Busts and statues
The Reading Room contains bronze busts of distinguished members of Balliol: the first Earl of Oxford and Asquith (Prime Minister 1908–16), William Beveridge: Baron Beveridge of Tuggal (social reformer), the first Baron Lindsay of Birker (Master, 1924–49), and William Coolidge (benefactor). A small statuette of William Gladstone sits in the classics section.
Above the bookcase at the east end of the Old Library is a wooden statue of St Catherine, accompanied by reclining angels. She was formerly the centrepiece over the door of the Chapel screen, carved c.1635 as part of the adornment required under Archbishop Laud.
Among other portrait busts elsewhere in the Library are a marble bust of Robert Browning by his son Pen, a profile relief of the head of Arnold Toynbee in white marble, and a plaster bust of Matthew Arnold (pictured). We also have the death mask of Arthur Hugh Clough, the poet.
At the north end of the Reading Room is the portrait of Sir Thomas Wendy (1613–73) a bibliophile, whose library of over 2000 volumes came to the College in 1677. On either side are the poet Robert Southey, who came to Balliol in 1792, and Shute Barrington, Bishop of Durham.
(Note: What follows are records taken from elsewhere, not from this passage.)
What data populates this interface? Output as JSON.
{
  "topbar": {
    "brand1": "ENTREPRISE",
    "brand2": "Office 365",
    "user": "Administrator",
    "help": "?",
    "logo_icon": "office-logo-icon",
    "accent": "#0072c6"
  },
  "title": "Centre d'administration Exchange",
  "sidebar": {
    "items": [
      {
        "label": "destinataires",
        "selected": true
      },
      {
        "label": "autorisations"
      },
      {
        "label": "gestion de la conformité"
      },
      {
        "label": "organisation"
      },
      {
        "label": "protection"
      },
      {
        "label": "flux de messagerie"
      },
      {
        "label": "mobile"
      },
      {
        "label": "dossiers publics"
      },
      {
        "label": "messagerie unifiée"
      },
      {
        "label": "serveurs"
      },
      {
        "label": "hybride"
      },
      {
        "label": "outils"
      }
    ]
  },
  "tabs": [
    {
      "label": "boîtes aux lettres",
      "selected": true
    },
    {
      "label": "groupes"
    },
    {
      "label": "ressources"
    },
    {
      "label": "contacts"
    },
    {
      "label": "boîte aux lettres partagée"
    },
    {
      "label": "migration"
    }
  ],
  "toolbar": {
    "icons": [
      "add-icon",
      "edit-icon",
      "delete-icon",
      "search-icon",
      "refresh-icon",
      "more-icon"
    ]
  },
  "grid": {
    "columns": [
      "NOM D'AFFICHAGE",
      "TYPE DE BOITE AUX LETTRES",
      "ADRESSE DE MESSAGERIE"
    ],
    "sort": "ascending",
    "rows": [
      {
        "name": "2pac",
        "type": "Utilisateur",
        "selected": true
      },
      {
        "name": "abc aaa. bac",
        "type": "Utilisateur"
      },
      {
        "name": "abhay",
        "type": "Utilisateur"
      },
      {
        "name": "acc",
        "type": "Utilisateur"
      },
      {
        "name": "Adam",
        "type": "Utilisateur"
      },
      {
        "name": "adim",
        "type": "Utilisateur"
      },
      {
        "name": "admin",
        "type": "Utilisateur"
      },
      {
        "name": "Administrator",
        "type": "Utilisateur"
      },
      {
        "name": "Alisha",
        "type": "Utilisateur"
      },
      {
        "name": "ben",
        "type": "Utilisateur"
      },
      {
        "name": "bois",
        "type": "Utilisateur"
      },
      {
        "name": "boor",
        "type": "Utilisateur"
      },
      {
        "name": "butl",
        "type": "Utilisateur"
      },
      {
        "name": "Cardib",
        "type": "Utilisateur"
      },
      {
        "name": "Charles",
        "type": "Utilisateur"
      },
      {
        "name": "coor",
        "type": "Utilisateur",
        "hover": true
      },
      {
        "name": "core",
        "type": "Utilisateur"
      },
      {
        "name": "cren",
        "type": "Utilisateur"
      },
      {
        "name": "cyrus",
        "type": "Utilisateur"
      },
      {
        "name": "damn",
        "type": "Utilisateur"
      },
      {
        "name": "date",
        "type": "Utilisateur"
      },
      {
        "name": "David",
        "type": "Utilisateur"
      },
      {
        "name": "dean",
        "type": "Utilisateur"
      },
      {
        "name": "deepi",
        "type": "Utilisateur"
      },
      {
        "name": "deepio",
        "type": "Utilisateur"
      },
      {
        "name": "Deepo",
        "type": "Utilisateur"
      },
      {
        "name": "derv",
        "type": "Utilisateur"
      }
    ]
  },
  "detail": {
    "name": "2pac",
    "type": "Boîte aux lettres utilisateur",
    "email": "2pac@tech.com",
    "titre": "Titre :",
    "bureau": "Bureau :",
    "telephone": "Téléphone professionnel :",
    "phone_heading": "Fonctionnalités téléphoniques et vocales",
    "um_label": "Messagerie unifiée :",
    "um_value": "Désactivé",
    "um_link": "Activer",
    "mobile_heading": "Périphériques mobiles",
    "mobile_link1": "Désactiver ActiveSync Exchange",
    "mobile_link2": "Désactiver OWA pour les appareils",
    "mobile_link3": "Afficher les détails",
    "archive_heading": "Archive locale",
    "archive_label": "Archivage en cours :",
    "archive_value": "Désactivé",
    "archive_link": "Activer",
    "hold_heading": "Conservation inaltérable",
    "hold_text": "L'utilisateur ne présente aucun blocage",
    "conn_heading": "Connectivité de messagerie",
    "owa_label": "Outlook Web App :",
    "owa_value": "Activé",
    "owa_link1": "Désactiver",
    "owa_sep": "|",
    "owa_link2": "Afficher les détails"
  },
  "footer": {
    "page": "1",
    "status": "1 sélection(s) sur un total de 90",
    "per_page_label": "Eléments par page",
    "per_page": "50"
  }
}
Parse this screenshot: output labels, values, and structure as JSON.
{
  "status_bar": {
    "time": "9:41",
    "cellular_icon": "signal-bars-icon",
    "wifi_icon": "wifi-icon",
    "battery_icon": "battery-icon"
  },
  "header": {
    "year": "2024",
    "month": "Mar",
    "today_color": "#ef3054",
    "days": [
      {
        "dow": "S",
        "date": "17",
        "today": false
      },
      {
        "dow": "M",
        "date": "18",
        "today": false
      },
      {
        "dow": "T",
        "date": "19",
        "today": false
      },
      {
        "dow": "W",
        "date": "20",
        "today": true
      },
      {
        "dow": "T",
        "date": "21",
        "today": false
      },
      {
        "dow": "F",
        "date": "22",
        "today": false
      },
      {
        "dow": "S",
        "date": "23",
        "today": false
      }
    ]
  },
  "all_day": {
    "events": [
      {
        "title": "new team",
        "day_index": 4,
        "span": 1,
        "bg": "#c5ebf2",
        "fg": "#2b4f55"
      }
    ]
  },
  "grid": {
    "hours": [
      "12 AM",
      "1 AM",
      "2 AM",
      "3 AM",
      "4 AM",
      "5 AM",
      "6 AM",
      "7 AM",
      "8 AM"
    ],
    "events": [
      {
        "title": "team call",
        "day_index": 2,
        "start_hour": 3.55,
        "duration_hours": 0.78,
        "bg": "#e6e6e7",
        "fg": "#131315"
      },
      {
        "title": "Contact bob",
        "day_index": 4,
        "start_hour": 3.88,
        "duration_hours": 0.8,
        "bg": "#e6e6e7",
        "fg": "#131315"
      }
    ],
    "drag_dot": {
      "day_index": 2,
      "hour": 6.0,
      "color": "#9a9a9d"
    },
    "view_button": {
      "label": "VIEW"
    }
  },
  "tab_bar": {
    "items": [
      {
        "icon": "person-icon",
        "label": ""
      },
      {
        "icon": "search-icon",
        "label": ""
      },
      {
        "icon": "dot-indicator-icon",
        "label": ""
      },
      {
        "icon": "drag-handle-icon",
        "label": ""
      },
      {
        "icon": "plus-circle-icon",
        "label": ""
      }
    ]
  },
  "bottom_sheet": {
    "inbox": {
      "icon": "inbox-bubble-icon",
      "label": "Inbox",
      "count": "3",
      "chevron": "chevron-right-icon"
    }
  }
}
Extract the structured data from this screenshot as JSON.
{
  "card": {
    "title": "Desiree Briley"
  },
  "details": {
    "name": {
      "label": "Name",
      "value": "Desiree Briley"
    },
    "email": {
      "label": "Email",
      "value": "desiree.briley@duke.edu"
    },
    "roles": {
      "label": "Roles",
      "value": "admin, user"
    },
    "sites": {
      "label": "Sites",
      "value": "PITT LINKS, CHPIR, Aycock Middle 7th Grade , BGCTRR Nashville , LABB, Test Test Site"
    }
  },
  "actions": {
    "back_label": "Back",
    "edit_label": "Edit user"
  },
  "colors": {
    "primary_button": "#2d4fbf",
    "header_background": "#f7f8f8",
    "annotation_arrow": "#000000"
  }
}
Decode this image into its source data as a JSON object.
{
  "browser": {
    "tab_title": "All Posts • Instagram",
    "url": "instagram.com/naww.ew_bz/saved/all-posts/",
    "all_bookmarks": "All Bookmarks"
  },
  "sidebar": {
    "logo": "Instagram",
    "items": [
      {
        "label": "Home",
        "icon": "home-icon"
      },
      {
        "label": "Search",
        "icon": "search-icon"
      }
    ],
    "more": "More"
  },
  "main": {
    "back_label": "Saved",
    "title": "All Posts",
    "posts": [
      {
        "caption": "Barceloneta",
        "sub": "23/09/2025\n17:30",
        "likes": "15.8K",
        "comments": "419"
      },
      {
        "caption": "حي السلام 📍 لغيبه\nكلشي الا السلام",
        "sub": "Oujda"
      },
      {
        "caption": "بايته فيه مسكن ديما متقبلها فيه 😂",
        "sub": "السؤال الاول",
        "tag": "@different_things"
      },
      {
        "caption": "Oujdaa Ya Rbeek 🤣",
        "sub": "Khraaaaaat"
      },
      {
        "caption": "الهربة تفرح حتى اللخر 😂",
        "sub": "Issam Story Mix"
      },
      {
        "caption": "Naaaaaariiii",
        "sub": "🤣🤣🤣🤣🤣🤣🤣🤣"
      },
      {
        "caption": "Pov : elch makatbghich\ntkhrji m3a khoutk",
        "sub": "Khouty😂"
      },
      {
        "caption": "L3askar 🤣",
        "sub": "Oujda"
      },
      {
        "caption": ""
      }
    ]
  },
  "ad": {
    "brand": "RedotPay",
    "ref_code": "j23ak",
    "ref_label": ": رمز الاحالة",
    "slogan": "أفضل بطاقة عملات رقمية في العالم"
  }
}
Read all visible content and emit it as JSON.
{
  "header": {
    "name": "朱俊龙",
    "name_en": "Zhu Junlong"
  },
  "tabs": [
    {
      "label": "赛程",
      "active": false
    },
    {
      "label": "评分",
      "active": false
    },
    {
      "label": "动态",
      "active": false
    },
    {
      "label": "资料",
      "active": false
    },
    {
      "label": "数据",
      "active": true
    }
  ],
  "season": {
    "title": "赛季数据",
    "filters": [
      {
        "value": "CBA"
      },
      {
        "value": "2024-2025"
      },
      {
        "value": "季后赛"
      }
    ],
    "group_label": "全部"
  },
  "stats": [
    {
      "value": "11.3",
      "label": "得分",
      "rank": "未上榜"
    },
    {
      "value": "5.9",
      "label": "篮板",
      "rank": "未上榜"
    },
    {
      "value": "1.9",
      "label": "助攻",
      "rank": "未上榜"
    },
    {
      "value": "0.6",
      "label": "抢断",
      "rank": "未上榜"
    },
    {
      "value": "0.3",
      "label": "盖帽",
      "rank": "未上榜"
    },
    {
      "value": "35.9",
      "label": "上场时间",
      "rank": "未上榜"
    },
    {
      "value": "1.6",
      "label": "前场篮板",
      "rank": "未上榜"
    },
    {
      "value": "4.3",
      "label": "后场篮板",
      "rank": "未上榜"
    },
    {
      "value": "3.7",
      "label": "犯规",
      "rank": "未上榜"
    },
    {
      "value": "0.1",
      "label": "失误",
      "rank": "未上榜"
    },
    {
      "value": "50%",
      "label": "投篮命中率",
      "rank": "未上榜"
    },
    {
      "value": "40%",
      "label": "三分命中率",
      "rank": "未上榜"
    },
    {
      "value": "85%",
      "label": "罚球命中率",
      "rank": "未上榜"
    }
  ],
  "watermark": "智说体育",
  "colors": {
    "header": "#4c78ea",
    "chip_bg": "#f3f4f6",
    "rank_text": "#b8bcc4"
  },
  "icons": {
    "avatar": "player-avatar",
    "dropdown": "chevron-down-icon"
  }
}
At the south end are Matthew Baillie, Physician Extraordinary to King George III, and three subjects whose papers are in the Library: Robert Browning (painted by his son), Sir Robert Morier (diplomat), and Benjamin Jowett (Master 1870–93).
Among the portraits in the Old Library are those of George Abbot (one of the translators of King James’ Authorized Version of the Bible, and Archbishop of Canterbury 1611–33), John Kyrle, the ‘Man of Ross’ mentioned by Pope, Epistle iii, 250 ‘On the Use of Riches’ 1709, Viscount Milner (1854–1925), F.F. Urquhart, who gave the Library the papers of his father David Urquhart, and fanciful representations of Dervorguilla and John de Balliol, painted in 1670. A reproduction of a drawing of Sir Theodore Tylor, former Tutor in Jurisprudence, hangs outside the Law Library. On the Library Landing is the portrait of William Rogers, Rector of St Botolph’s Bishopsgate and founder of the Bishopsgate Institute, an educational reformer.